Related International Baccalaureate History essays

  1. the importance of the role of Bismarck in the unification of Germany in 1871

    the time; such as the 1840 crisis of France wishing to expand by through the German states along the Rhine, and when Denmark tried incorporate Schleswig and Holstein into its kingdom. When faced with these "threats to the Fatherland" the people of the German states would protest through German songs, poems and German newspapers.

  2. Italian Unification Revision Notes. Italian Politics in 1815

    III concluded an armistice with Austria at Villlafranca on 11 July 1859. Austria, fearful of a Hungarian rising and wary of Russia, was more than happy to make peace. The armistice was drawn up without any consultation between France and Piedmont.

  1. Why was Germany unified by Prussia and not by Austria?

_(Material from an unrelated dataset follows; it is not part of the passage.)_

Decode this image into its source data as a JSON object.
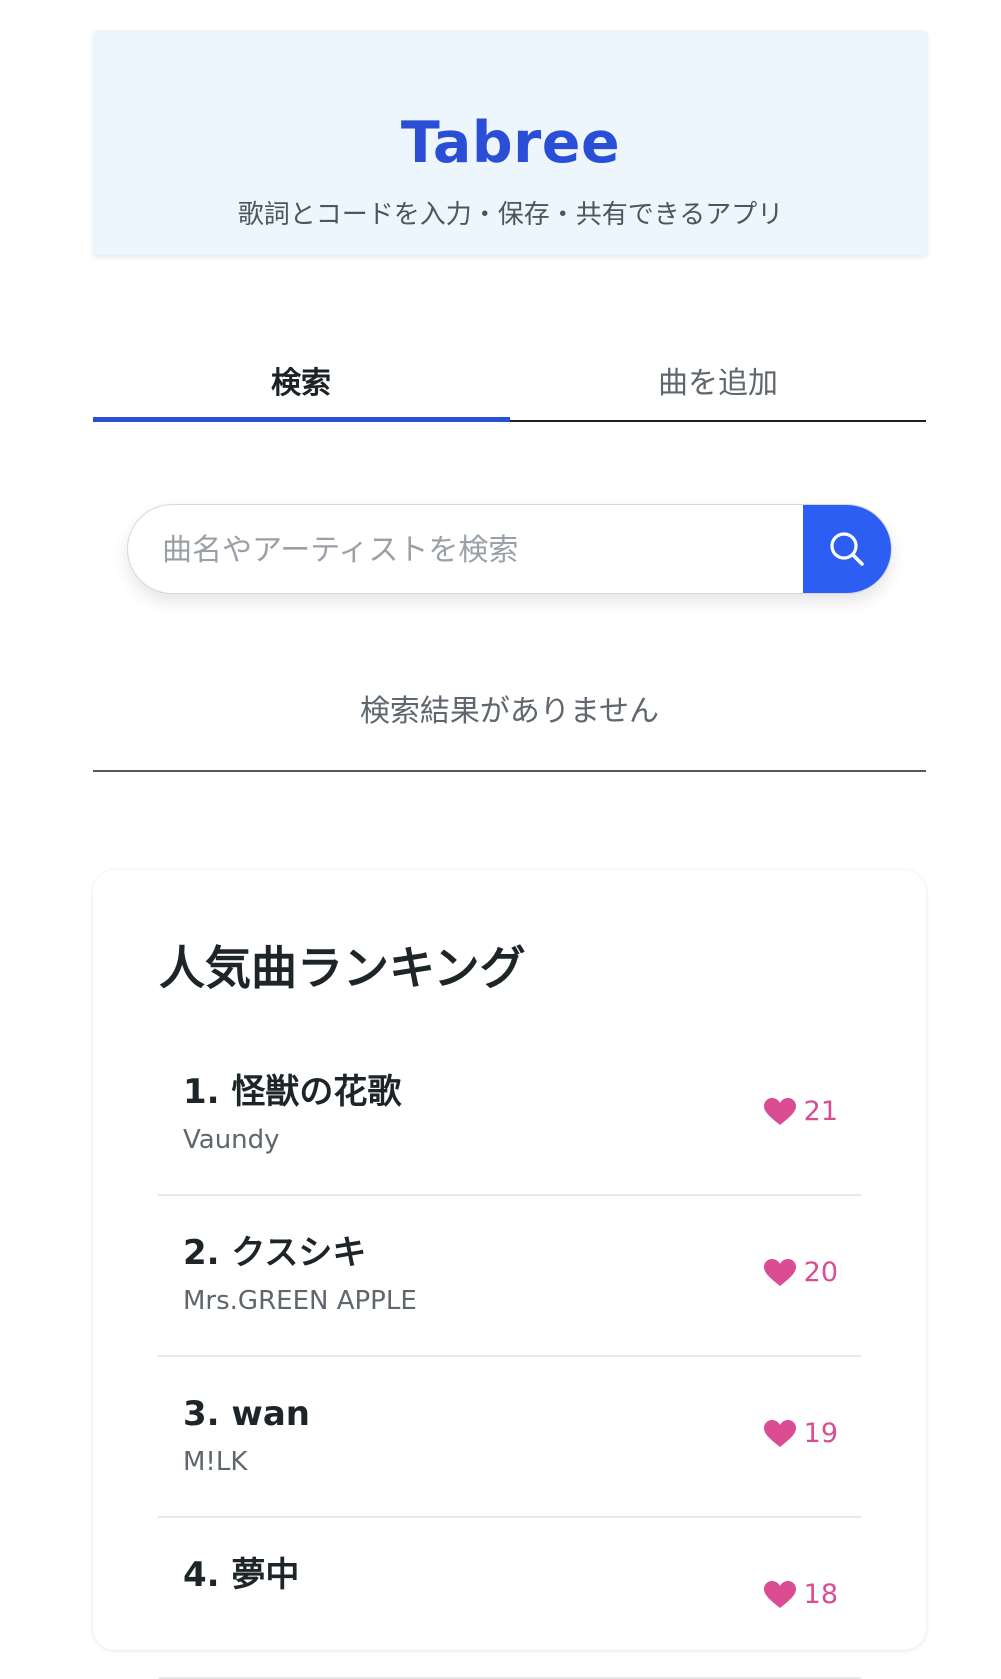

    As soon as the end of the Austro-Prussian war, the Treaty of Prague was set up; the treaty allowed Prussia to control Hanover, Hesse-Cassel, Nassau, Frankfurt, Schleswig-Holstein, and form all German states north of the river Main into the new North German Confederation.

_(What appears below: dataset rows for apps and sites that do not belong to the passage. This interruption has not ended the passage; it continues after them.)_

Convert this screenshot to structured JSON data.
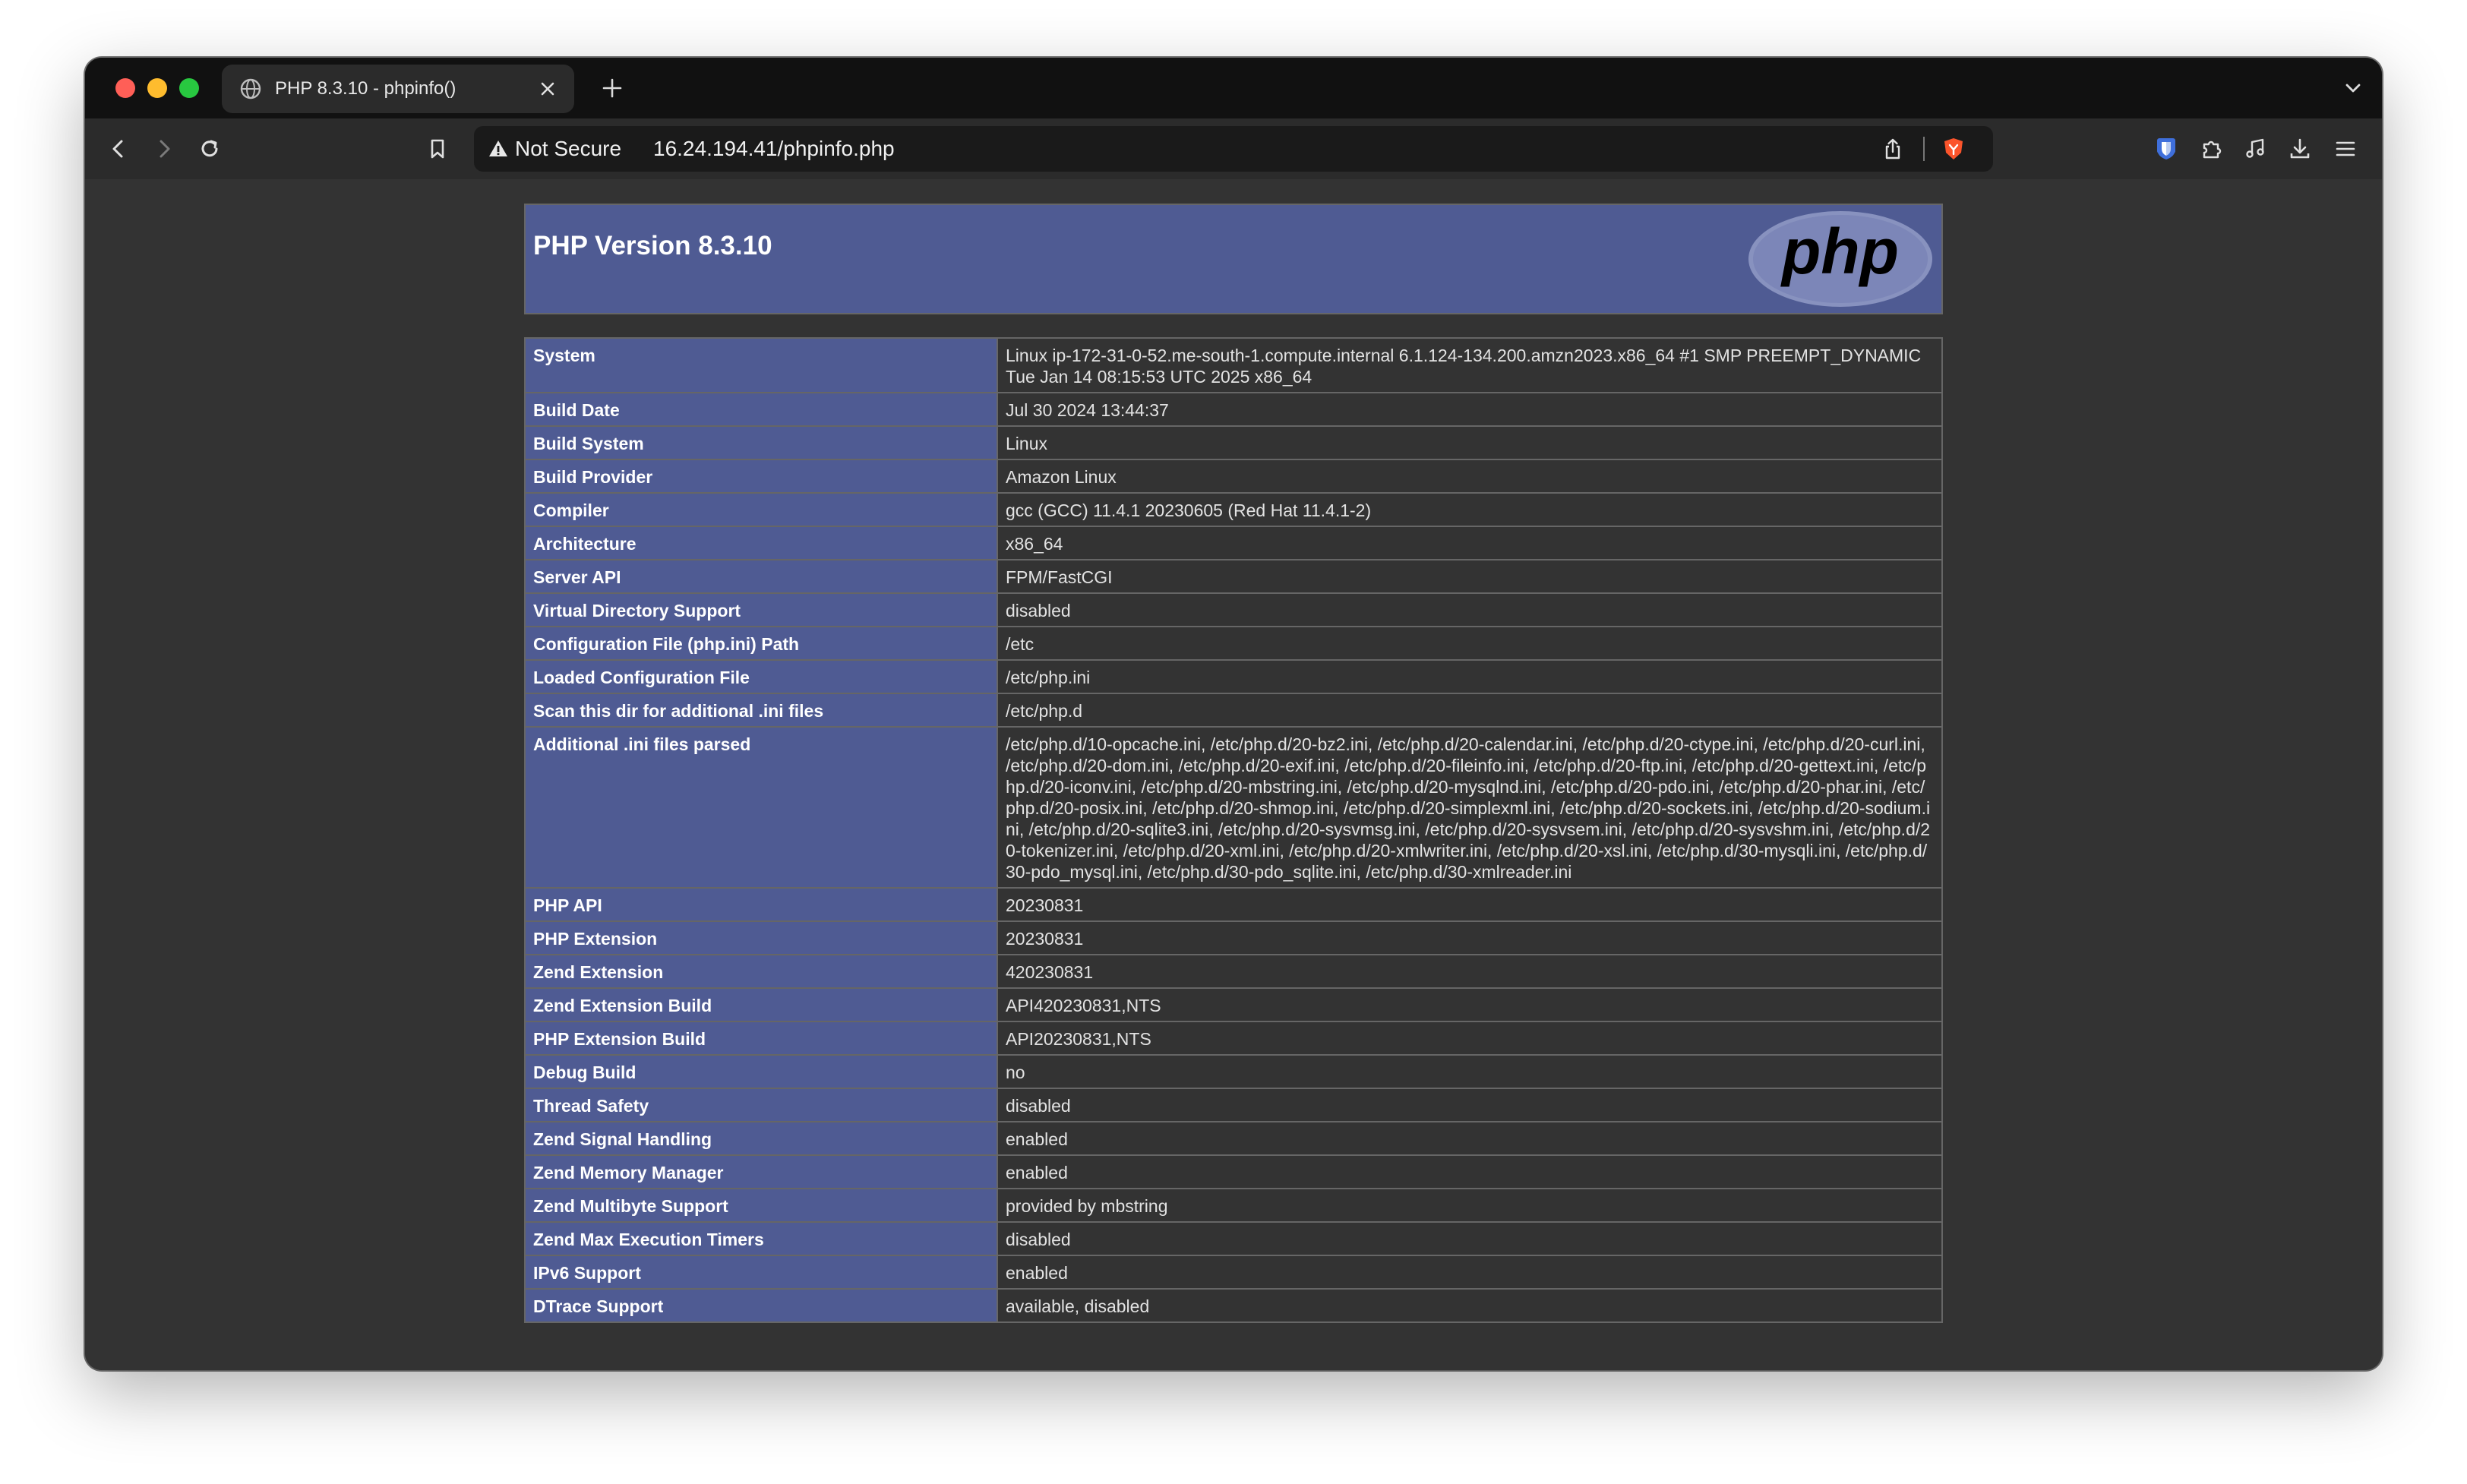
{
  "browser": {
    "tab": {
      "title": "PHP 8.3.10 - phpinfo()",
      "favicon": "globe-icon"
    },
    "address_bar": {
      "security_label": "Not Secure",
      "url": "16.24.194.41/phpinfo.php"
    },
    "colors": {
      "traffic_red": "#ff5f57",
      "traffic_yellow": "#febc2e",
      "traffic_green": "#28c840",
      "brave_orange": "#fb542b",
      "bitwarden_blue": "#3f6fdb"
    }
  },
  "page": {
    "header": {
      "title": "PHP Version 8.3.10",
      "logo_text": "php"
    },
    "colors": {
      "header_bg": "#4f5b93",
      "label_bg": "#4f5b93",
      "value_bg": "#333333",
      "page_bg": "#333333"
    },
    "rows": [
      {
        "label": "System",
        "value": "Linux ip-172-31-0-52.me-south-1.compute.internal 6.1.124-134.200.amzn2023.x86_64 #1 SMP PREEMPT_DYNAMIC Tue Jan 14 08:15:53 UTC 2025 x86_64"
      },
      {
        "label": "Build Date",
        "value": "Jul 30 2024 13:44:37"
      },
      {
        "label": "Build System",
        "value": "Linux"
      },
      {
        "label": "Build Provider",
        "value": "Amazon Linux"
      },
      {
        "label": "Compiler",
        "value": "gcc (GCC) 11.4.1 20230605 (Red Hat 11.4.1-2)"
      },
      {
        "label": "Architecture",
        "value": "x86_64"
      },
      {
        "label": "Server API",
        "value": "FPM/FastCGI"
      },
      {
        "label": "Virtual Directory Support",
        "value": "disabled"
      },
      {
        "label": "Configuration File (php.ini) Path",
        "value": "/etc"
      },
      {
        "label": "Loaded Configuration File",
        "value": "/etc/php.ini"
      },
      {
        "label": "Scan this dir for additional .ini files",
        "value": "/etc/php.d"
      },
      {
        "label": "Additional .ini files parsed",
        "value": "/etc/php.d/10-opcache.ini, /etc/php.d/20-bz2.ini, /etc/php.d/20-calendar.ini, /etc/php.d/20-ctype.ini, /etc/php.d/20-curl.ini, /etc/php.d/20-dom.ini, /etc/php.d/20-exif.ini, /etc/php.d/20-fileinfo.ini, /etc/php.d/20-ftp.ini, /etc/php.d/20-gettext.ini, /etc/php.d/20-iconv.ini, /etc/php.d/20-mbstring.ini, /etc/php.d/20-mysqlnd.ini, /etc/php.d/20-pdo.ini, /etc/php.d/20-phar.ini, /etc/php.d/20-posix.ini, /etc/php.d/20-shmop.ini, /etc/php.d/20-simplexml.ini, /etc/php.d/20-sockets.ini, /etc/php.d/20-sodium.ini, /etc/php.d/20-sqlite3.ini, /etc/php.d/20-sysvmsg.ini, /etc/php.d/20-sysvsem.ini, /etc/php.d/20-sysvshm.ini, /etc/php.d/20-tokenizer.ini, /etc/php.d/20-xml.ini, /etc/php.d/20-xmlwriter.ini, /etc/php.d/20-xsl.ini, /etc/php.d/30-mysqli.ini, /etc/php.d/30-pdo_mysql.ini, /etc/php.d/30-pdo_sqlite.ini, /etc/php.d/30-xmlreader.ini"
      },
      {
        "label": "PHP API",
        "value": "20230831"
      },
      {
        "label": "PHP Extension",
        "value": "20230831"
      },
      {
        "label": "Zend Extension",
        "value": "420230831"
      },
      {
        "label": "Zend Extension Build",
        "value": "API420230831,NTS"
      },
      {
        "label": "PHP Extension Build",
        "value": "API20230831,NTS"
      },
      {
        "label": "Debug Build",
        "value": "no"
      },
      {
        "label": "Thread Safety",
        "value": "disabled"
      },
      {
        "label": "Zend Signal Handling",
        "value": "enabled"
      },
      {
        "label": "Zend Memory Manager",
        "value": "enabled"
      },
      {
        "label": "Zend Multibyte Support",
        "value": "provided by mbstring"
      },
      {
        "label": "Zend Max Execution Timers",
        "value": "disabled"
      },
      {
        "label": "IPv6 Support",
        "value": "enabled"
      },
      {
        "label": "DTrace Support",
        "value": "available, disabled"
      }
    ]
  }
}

  2. Nazi Germany

    the British started to bomb industrial and also the residential areas of all the major German cities, in order to: - Cripple German industry - Lower morale of civilians - Terrorise them into submission - Feb 1945 - Dresden - in 2 days 35 000 - 150 000 people were

  1. Assess the relative importance of Mazzini, Cavour, and Garibaldi to the unification of Italy ...

    were killed or captured and due to this reason Garibaldi had to escape from the peninsula. He returned to Italy in 1854 where he decided to base on the island of Caprera, located northeast of Sardinia, and by this time he decided not to work with Mazzini anymore and instead

  2. IB History HL, Extended Notes: Russia, the Tsars, the Provisional Govenment and the Revolution.

    Bolsheviks stormed the Winter Palace (PG) that evening but only the Women?s Death Battalion and some military cadets had not fled. No resistance. 5. PG surrendered and the Bolsheviks had control of Petrograd. Causes of the October Revolution and which explain Lenin?s successful seizure of power Long and Mid-term-

  1. Assess the success and failures of the British mandates in Palestine

    terrible riots between the Arabs and the Jews, like for example the Walling wall riots the 23rd of August 1929. Both Jewish and Arabs where getting killed in vast amounts, so the British government decided to take action again, this time they wrote a green paper called the Peel Commission

  2. Notes on the History and Development of the Arab-Israeli Conflict

    Sachar says the Israeli's fought with a "desperate last-ditch spirit...the Arab's never fully understood how much this counted" and that this is why Israel won the war. - Schlaim feels that "The Arab forces... mobilized to do battle against the emergent Jewish state were nowhere as powerful or united as they appeared to be in Arab and Jewish propaganda."

  • Over 160,000 pieces
    of student written work
  • Annotated by
    experienced teachers
  • Ideas and feedback to
    improve your own work